Part II: Let me be your motivation
I heard a great quote a while back that has always stuck with me,
“a good runner starts between the ears.”
Sounds a bit strange, but that brain between your ears, it controls everything from what you eat, like to listen to, and when you get off the couch and go run. While there is no doubt a physical aspect to be a runner, having a strong mental relationship with running is just as impactful and might even give you a leg up on those who don’t.
I didn’t pick up a love of running until later in life. I started by joining Team in Training through the Leukemia & Lymphoma Society when I was a senior in college with the goal to run a marathon. They provide the coaching and training with group runs and you raise money and do the work.
I’ll be very honest, I didn’t like it at all at first. I dreaded the weekend long runs, and couldn’t figure out how people stuck to it. Since I wasn’t awesome at it right away, I believed I wasn’t meant to run.
When I realized my negative attitude was holding me back and I started cheering myself on and not feeling defeated when I wasn’t the best, I quickly grew as a runner and started to really enjoy it. It became about the community, support, and positive impact on my health, rather than immediately being the best.
I wouldn’t even call myself a runner, I thought that meant I had to have ran a big race or run my whole life. News flash, when you run, you are a runner. If only I could go back and teach my 22-year-old self the things I have learned.
I took some time off from running when I had my two boys, but over the last couple years I discovered a new “love” of running and it has become more than just something I do to stay fit. I equate this evolving relationship to changes that my thirties have presented: mental clarity, self awareness/acceptance, and patience….all things that make a good runner. While I am not saying that you have to be 30 to be a good runner, I am saying that focusing on the mental aspect of running might give you a better appreciation for the sport and help you on your journey to the Runner’s High.
The following are a collection of tips I have gathered over the years that give me motivation before, during, and after my runs. I hope they help you as well:
- Just like you never know how your day is going to turn out, each run is unique and you must give yourself grace to be awesome or sometimes suck….it happens to the best of the best.
- Today’s pain equals tomorrow’s strength. When you make yourself uncomfortable, you grow!
- Any forward motion is a pace, so be proud of it.
- Feeling drained or like you want to quit…my easy solution: a SMILE. It is almost impossible to want to quit with a smile on your face.
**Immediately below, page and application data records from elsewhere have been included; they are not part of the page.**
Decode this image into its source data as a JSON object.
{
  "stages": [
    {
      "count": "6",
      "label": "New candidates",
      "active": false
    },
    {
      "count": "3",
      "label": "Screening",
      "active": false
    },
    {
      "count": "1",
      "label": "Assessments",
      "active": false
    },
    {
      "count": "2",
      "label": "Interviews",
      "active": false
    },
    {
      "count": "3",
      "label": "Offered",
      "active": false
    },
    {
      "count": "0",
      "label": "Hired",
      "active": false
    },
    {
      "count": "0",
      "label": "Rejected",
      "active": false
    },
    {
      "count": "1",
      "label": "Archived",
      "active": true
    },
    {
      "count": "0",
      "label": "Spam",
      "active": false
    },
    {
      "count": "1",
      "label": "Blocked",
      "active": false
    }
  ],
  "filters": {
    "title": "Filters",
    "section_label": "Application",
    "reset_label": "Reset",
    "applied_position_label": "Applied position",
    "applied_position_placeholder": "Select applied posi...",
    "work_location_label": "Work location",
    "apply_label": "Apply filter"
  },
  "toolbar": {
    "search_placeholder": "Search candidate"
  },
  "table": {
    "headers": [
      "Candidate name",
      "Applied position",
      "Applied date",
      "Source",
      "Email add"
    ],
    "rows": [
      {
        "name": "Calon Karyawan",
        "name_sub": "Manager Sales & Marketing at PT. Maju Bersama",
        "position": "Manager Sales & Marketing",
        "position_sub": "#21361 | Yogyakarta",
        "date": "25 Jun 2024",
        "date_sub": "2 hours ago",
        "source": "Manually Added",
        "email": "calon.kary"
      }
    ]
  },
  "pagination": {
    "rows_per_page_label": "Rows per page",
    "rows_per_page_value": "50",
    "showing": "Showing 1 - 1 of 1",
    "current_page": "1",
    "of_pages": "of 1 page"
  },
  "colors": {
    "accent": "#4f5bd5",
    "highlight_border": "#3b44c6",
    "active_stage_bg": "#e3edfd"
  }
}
Try it.
- Run YOUR race (once you start comparing yourself to others you will let yourself down)
- When you feel out of breath, try breathing in through your nose and out through your mouth (like through a straw). This will slow your heart and help you from ever feeling like you are hyperventilating. I practice while I walk as well. Here are more breathing tips: https://www.runnersworld.com/training/a20822091/running-on-air-breathing-technique/
- Miss a training run? Forget it and move on. Focusing on it, takes away from your progress and can make you feel like a failure. Instead use it as a rest day to take care of your body.
- Learn how to blow snot rockets, I promise you will need this in colder weather and/or allergy season. Might sound gross but just like spitting it will get the junk out to help you breathe better
- Start with minutes over miles. Focus on the duration of your run rather than the miles when you first start (do 10 minutes, then increase to 12, and before you know it you will be able to run an hour or even two!)
- Three things that will supplement and enhance the work you put in…Sleep (at least 8 hours), Nutrition, and Hydration. Bonus things I never miss are stretching and cool downs!
- having a tough time getting through a run? I always remember all I have endured in life and remind myself that “I have survived much harder things.” I am strong and I am capable. One example…Any moms out there? If you have endured pregnancy and childbirth, you can most certainly overcome a run.
I really encourage you to find someone (my boys!) or something that motivates you. A run buddy or running group can keep you on track even when you don’t want to. A running journal is a great motivator to help you reflect on your progress or weak areas, and to look pack on and celebrate your journey.
With running being completely personalized to the athlete there is never going to be a one-size-fits-all approach. It takes experimenting and adjusting, but once you find that sweet spot that fits you, you might just start loving running too!